Requirement: Report the count, and only the count, of lines in the records that include the word "label".

[Component data from apps and pages]
==================================================

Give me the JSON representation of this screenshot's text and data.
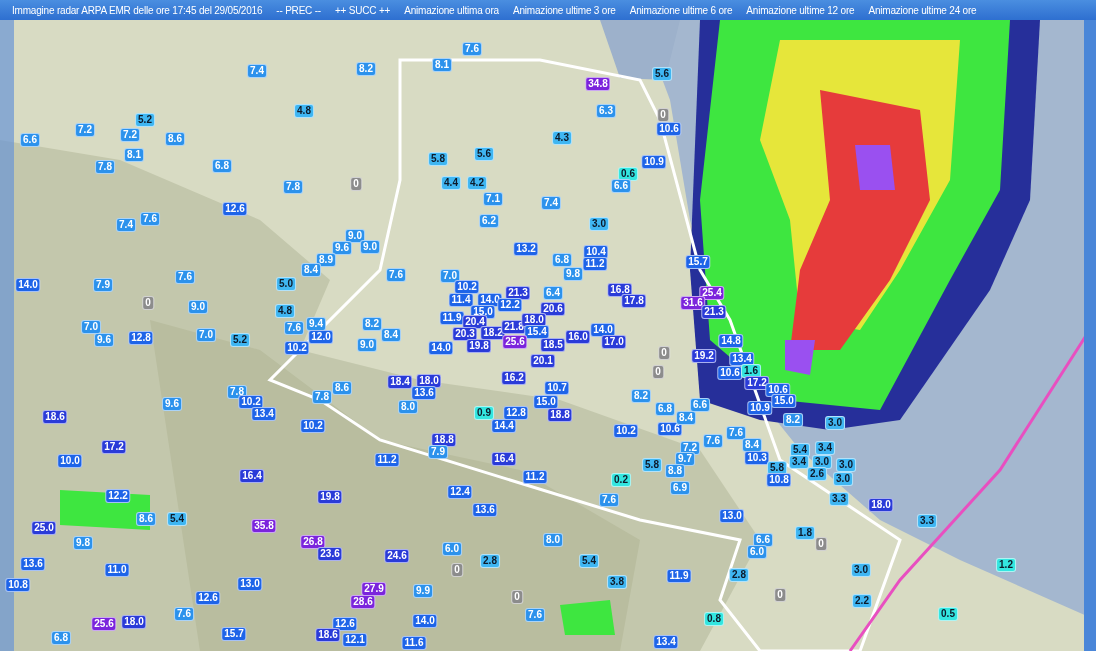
{
  "header": {
    "title": "Immagine radar ARPA EMR delle ore 17:45 del 29/05/2016",
    "links": [
      {
        "label": "-- PREC --"
      },
      {
        "label": "++ SUCC ++"
      },
      {
        "label": "Animazione ultima ora"
      },
      {
        "label": "Animazione ultime 3 ore"
      },
      {
        "label": "Animazione ultime 6 ore"
      },
      {
        "label": "Animazione ultime 12 ore"
      },
      {
        "label": "Animazione ultime 24 ore"
      }
    ]
  },
  "map": {
    "kind": "picture",
    "gauges": [
      {
        "value": "7.6",
        "color": "#2c92ec"
      },
      {
        "value": "7.4",
        "color": "#2c92ec"
      },
      {
        "value": "8.2",
        "color": "#2c92ec"
      },
      {
        "value": "8.1",
        "color": "#2c92ec"
      },
      {
        "value": "5.6",
        "color": "#3fb6f2"
      },
      {
        "value": "34.8",
        "color": "#7b24dc"
      },
      {
        "value": "5.2",
        "color": "#3fb6f2"
      },
      {
        "value": "4.8",
        "color": "#3fb6f2"
      },
      {
        "value": "6.3",
        "color": "#2c92ec"
      },
      {
        "value": "0",
        "color": "#8c8c8c"
      },
      {
        "value": "6.6",
        "color": "#2c92ec"
      },
      {
        "value": "7.2",
        "color": "#2c92ec"
      },
      {
        "value": "7.2",
        "color": "#2c92ec"
      },
      {
        "value": "8.6",
        "color": "#2c92ec"
      },
      {
        "value": "4.3",
        "color": "#3fb6f2"
      },
      {
        "value": "10.6",
        "color": "#1e64e8"
      },
      {
        "value": "7.8",
        "color": "#2c92ec"
      },
      {
        "value": "8.1",
        "color": "#2c92ec"
      },
      {
        "value": "6.8",
        "color": "#2c92ec"
      },
      {
        "value": "5.8",
        "color": "#3fb6f2"
      },
      {
        "value": "5.6",
        "color": "#3fb6f2"
      },
      {
        "value": "0.6",
        "color": "#33e6e0"
      },
      {
        "value": "10.9",
        "color": "#1e64e8"
      },
      {
        "value": "7.8",
        "color": "#2c92ec"
      },
      {
        "value": "0",
        "color": "#8c8c8c"
      },
      {
        "value": "4.4",
        "color": "#3fb6f2"
      },
      {
        "value": "4.2",
        "color": "#3fb6f2"
      },
      {
        "value": "6.6",
        "color": "#2c92ec"
      },
      {
        "value": "12.6",
        "color": "#1e64e8"
      },
      {
        "value": "7.1",
        "color": "#2c92ec"
      },
      {
        "value": "7.4",
        "color": "#2c92ec"
      },
      {
        "value": "7.4",
        "color": "#2c92ec"
      },
      {
        "value": "7.6",
        "color": "#2c92ec"
      },
      {
        "value": "6.2",
        "color": "#2c92ec"
      },
      {
        "value": "3.0",
        "color": "#3fb6f2"
      },
      {
        "value": "9.0",
        "color": "#2c92ec"
      },
      {
        "value": "9.6",
        "color": "#2c92ec"
      },
      {
        "value": "9.0",
        "color": "#2c92ec"
      },
      {
        "value": "13.2",
        "color": "#1e64e8"
      },
      {
        "value": "10.4",
        "color": "#1e64e8"
      },
      {
        "value": "8.9",
        "color": "#2c92ec"
      },
      {
        "value": "6.8",
        "color": "#2c92ec"
      },
      {
        "value": "11.2",
        "color": "#1e64e8"
      },
      {
        "value": "15.7",
        "color": "#1e64e8"
      },
      {
        "value": "7.6",
        "color": "#2c92ec"
      },
      {
        "value": "8.4",
        "color": "#2c92ec"
      },
      {
        "value": "7.6",
        "color": "#2c92ec"
      },
      {
        "value": "7.0",
        "color": "#2c92ec"
      },
      {
        "value": "9.8",
        "color": "#2c92ec"
      },
      {
        "value": "14.0",
        "color": "#1e64e8"
      },
      {
        "value": "7.9",
        "color": "#2c92ec"
      },
      {
        "value": "5.0",
        "color": "#3fb6f2"
      },
      {
        "value": "10.2",
        "color": "#1e64e8"
      },
      {
        "value": "21.3",
        "color": "#2a3bd8"
      },
      {
        "value": "6.4",
        "color": "#2c92ec"
      },
      {
        "value": "16.8",
        "color": "#2a3bd8"
      },
      {
        "value": "25.4",
        "color": "#7b24dc"
      },
      {
        "value": "0",
        "color": "#8c8c8c"
      },
      {
        "value": "9.0",
        "color": "#2c92ec"
      },
      {
        "value": "4.8",
        "color": "#3fb6f2"
      },
      {
        "value": "11.4",
        "color": "#1e64e8"
      },
      {
        "value": "14.0",
        "color": "#1e64e8"
      },
      {
        "value": "15.0",
        "color": "#1e64e8"
      },
      {
        "value": "12.2",
        "color": "#1e64e8"
      },
      {
        "value": "20.6",
        "color": "#2a3bd8"
      },
      {
        "value": "17.8",
        "color": "#2a3bd8"
      },
      {
        "value": "31.6",
        "color": "#7b24dc"
      },
      {
        "value": "21.3",
        "color": "#2a3bd8"
      },
      {
        "value": "7.0",
        "color": "#2c92ec"
      },
      {
        "value": "7.6",
        "color": "#2c92ec"
      },
      {
        "value": "9.4",
        "color": "#2c92ec"
      },
      {
        "value": "8.2",
        "color": "#2c92ec"
      },
      {
        "value": "11.9",
        "color": "#1e64e8"
      },
      {
        "value": "20.4",
        "color": "#2a3bd8"
      },
      {
        "value": "20.3",
        "color": "#2a3bd8"
      },
      {
        "value": "18.2",
        "color": "#2a3bd8"
      },
      {
        "value": "21.8",
        "color": "#2a3bd8"
      },
      {
        "value": "18.0",
        "color": "#2a3bd8"
      },
      {
        "value": "15.4",
        "color": "#1e64e8"
      },
      {
        "value": "14.0",
        "color": "#1e64e8"
      },
      {
        "value": "9.6",
        "color": "#2c92ec"
      },
      {
        "value": "12.8",
        "color": "#1e64e8"
      },
      {
        "value": "7.0",
        "color": "#2c92ec"
      },
      {
        "value": "5.2",
        "color": "#3fb6f2"
      },
      {
        "value": "12.0",
        "color": "#1e64e8"
      },
      {
        "value": "10.2",
        "color": "#1e64e8"
      },
      {
        "value": "9.0",
        "color": "#2c92ec"
      },
      {
        "value": "8.4",
        "color": "#2c92ec"
      },
      {
        "value": "14.0",
        "color": "#1e64e8"
      },
      {
        "value": "19.8",
        "color": "#2a3bd8"
      },
      {
        "value": "25.6",
        "color": "#7b24dc"
      },
      {
        "value": "16.0",
        "color": "#2a3bd8"
      },
      {
        "value": "18.5",
        "color": "#2a3bd8"
      },
      {
        "value": "17.0",
        "color": "#2a3bd8"
      },
      {
        "value": "14.8",
        "color": "#1e64e8"
      },
      {
        "value": "20.1",
        "color": "#2a3bd8"
      },
      {
        "value": "0",
        "color": "#8c8c8c"
      },
      {
        "value": "19.2",
        "color": "#2a3bd8"
      },
      {
        "value": "13.4",
        "color": "#1e64e8"
      },
      {
        "value": "16.2",
        "color": "#2a3bd8"
      },
      {
        "value": "0",
        "color": "#8c8c8c"
      },
      {
        "value": "10.6",
        "color": "#1e64e8"
      },
      {
        "value": "1.6",
        "color": "#33e6e0"
      },
      {
        "value": "8.6",
        "color": "#2c92ec"
      },
      {
        "value": "18.4",
        "color": "#2a3bd8"
      },
      {
        "value": "18.0",
        "color": "#2a3bd8"
      },
      {
        "value": "10.7",
        "color": "#1e64e8"
      },
      {
        "value": "17.2",
        "color": "#2a3bd8"
      },
      {
        "value": "7.8",
        "color": "#2c92ec"
      },
      {
        "value": "7.8",
        "color": "#2c92ec"
      },
      {
        "value": "13.6",
        "color": "#1e64e8"
      },
      {
        "value": "8.2",
        "color": "#2c92ec"
      },
      {
        "value": "10.6",
        "color": "#1e64e8"
      },
      {
        "value": "9.6",
        "color": "#2c92ec"
      },
      {
        "value": "10.2",
        "color": "#1e64e8"
      },
      {
        "value": "8.0",
        "color": "#2c92ec"
      },
      {
        "value": "15.0",
        "color": "#1e64e8"
      },
      {
        "value": "6.8",
        "color": "#2c92ec"
      },
      {
        "value": "6.6",
        "color": "#2c92ec"
      },
      {
        "value": "10.9",
        "color": "#1e64e8"
      },
      {
        "value": "15.0",
        "color": "#1e64e8"
      },
      {
        "value": "18.6",
        "color": "#2a3bd8"
      },
      {
        "value": "13.4",
        "color": "#1e64e8"
      },
      {
        "value": "10.2",
        "color": "#1e64e8"
      },
      {
        "value": "0.9",
        "color": "#33e6e0"
      },
      {
        "value": "12.8",
        "color": "#1e64e8"
      },
      {
        "value": "14.4",
        "color": "#1e64e8"
      },
      {
        "value": "18.8",
        "color": "#2a3bd8"
      },
      {
        "value": "10.2",
        "color": "#1e64e8"
      },
      {
        "value": "10.6",
        "color": "#1e64e8"
      },
      {
        "value": "8.4",
        "color": "#2c92ec"
      },
      {
        "value": "7.6",
        "color": "#2c92ec"
      },
      {
        "value": "8.2",
        "color": "#2c92ec"
      },
      {
        "value": "3.0",
        "color": "#3fb6f2"
      },
      {
        "value": "17.2",
        "color": "#2a3bd8"
      },
      {
        "value": "18.8",
        "color": "#2a3bd8"
      },
      {
        "value": "7.9",
        "color": "#2c92ec"
      },
      {
        "value": "7.2",
        "color": "#2c92ec"
      },
      {
        "value": "7.6",
        "color": "#2c92ec"
      },
      {
        "value": "8.4",
        "color": "#2c92ec"
      },
      {
        "value": "5.4",
        "color": "#3fb6f2"
      },
      {
        "value": "3.4",
        "color": "#3fb6f2"
      },
      {
        "value": "10.0",
        "color": "#1e64e8"
      },
      {
        "value": "11.2",
        "color": "#1e64e8"
      },
      {
        "value": "16.4",
        "color": "#2a3bd8"
      },
      {
        "value": "5.8",
        "color": "#3fb6f2"
      },
      {
        "value": "9.7",
        "color": "#2c92ec"
      },
      {
        "value": "10.3",
        "color": "#1e64e8"
      },
      {
        "value": "3.4",
        "color": "#3fb6f2"
      },
      {
        "value": "3.0",
        "color": "#3fb6f2"
      },
      {
        "value": "3.0",
        "color": "#3fb6f2"
      },
      {
        "value": "16.4",
        "color": "#2a3bd8"
      },
      {
        "value": "11.2",
        "color": "#1e64e8"
      },
      {
        "value": "0.2",
        "color": "#33e6e0"
      },
      {
        "value": "8.8",
        "color": "#2c92ec"
      },
      {
        "value": "5.8",
        "color": "#3fb6f2"
      },
      {
        "value": "10.8",
        "color": "#1e64e8"
      },
      {
        "value": "2.6",
        "color": "#3fb6f2"
      },
      {
        "value": "3.0",
        "color": "#3fb6f2"
      },
      {
        "value": "12.2",
        "color": "#1e64e8"
      },
      {
        "value": "19.8",
        "color": "#2a3bd8"
      },
      {
        "value": "12.4",
        "color": "#1e64e8"
      },
      {
        "value": "7.6",
        "color": "#2c92ec"
      },
      {
        "value": "6.9",
        "color": "#2c92ec"
      },
      {
        "value": "3.3",
        "color": "#3fb6f2"
      },
      {
        "value": "13.6",
        "color": "#1e64e8"
      },
      {
        "value": "18.0",
        "color": "#2a3bd8"
      },
      {
        "value": "25.0",
        "color": "#2a3bd8"
      },
      {
        "value": "8.6",
        "color": "#2c92ec"
      },
      {
        "value": "5.4",
        "color": "#3fb6f2"
      },
      {
        "value": "35.8",
        "color": "#7b24dc"
      },
      {
        "value": "13.0",
        "color": "#1e64e8"
      },
      {
        "value": "3.3",
        "color": "#3fb6f2"
      },
      {
        "value": "9.8",
        "color": "#2c92ec"
      },
      {
        "value": "26.8",
        "color": "#7b24dc"
      },
      {
        "value": "8.0",
        "color": "#2c92ec"
      },
      {
        "value": "6.6",
        "color": "#2c92ec"
      },
      {
        "value": "1.8",
        "color": "#3fb6f2"
      },
      {
        "value": "0",
        "color": "#8c8c8c"
      },
      {
        "value": "23.6",
        "color": "#2a3bd8"
      },
      {
        "value": "24.6",
        "color": "#2a3bd8"
      },
      {
        "value": "6.0",
        "color": "#2c92ec"
      },
      {
        "value": "6.0",
        "color": "#2c92ec"
      },
      {
        "value": "13.6",
        "color": "#1e64e8"
      },
      {
        "value": "11.0",
        "color": "#1e64e8"
      },
      {
        "value": "0",
        "color": "#8c8c8c"
      },
      {
        "value": "2.8",
        "color": "#3fb6f2"
      },
      {
        "value": "5.4",
        "color": "#3fb6f2"
      },
      {
        "value": "3.0",
        "color": "#3fb6f2"
      },
      {
        "value": "1.2",
        "color": "#33e6e0"
      },
      {
        "value": "10.8",
        "color": "#1e64e8"
      },
      {
        "value": "13.0",
        "color": "#1e64e8"
      },
      {
        "value": "3.8",
        "color": "#3fb6f2"
      },
      {
        "value": "11.9",
        "color": "#1e64e8"
      },
      {
        "value": "2.8",
        "color": "#3fb6f2"
      },
      {
        "value": "12.6",
        "color": "#1e64e8"
      },
      {
        "value": "27.9",
        "color": "#7b24dc"
      },
      {
        "value": "28.6",
        "color": "#7b24dc"
      },
      {
        "value": "9.9",
        "color": "#2c92ec"
      },
      {
        "value": "0",
        "color": "#8c8c8c"
      },
      {
        "value": "0",
        "color": "#8c8c8c"
      },
      {
        "value": "2.2",
        "color": "#3fb6f2"
      },
      {
        "value": "25.6",
        "color": "#7b24dc"
      },
      {
        "value": "18.0",
        "color": "#2a3bd8"
      },
      {
        "value": "7.6",
        "color": "#2c92ec"
      },
      {
        "value": "12.6",
        "color": "#1e64e8"
      },
      {
        "value": "14.0",
        "color": "#1e64e8"
      },
      {
        "value": "7.6",
        "color": "#2c92ec"
      },
      {
        "value": "0.8",
        "color": "#33e6e0"
      },
      {
        "value": "0.5",
        "color": "#33e6e0"
      },
      {
        "value": "6.8",
        "color": "#2c92ec"
      },
      {
        "value": "15.7",
        "color": "#1e64e8"
      },
      {
        "value": "18.6",
        "color": "#2a3bd8"
      },
      {
        "value": "12.1",
        "color": "#1e64e8"
      },
      {
        "value": "11.6",
        "color": "#1e64e8"
      },
      {
        "value": "13.4",
        "color": "#1e64e8"
      }
    ]
  }
}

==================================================

Task solution: 7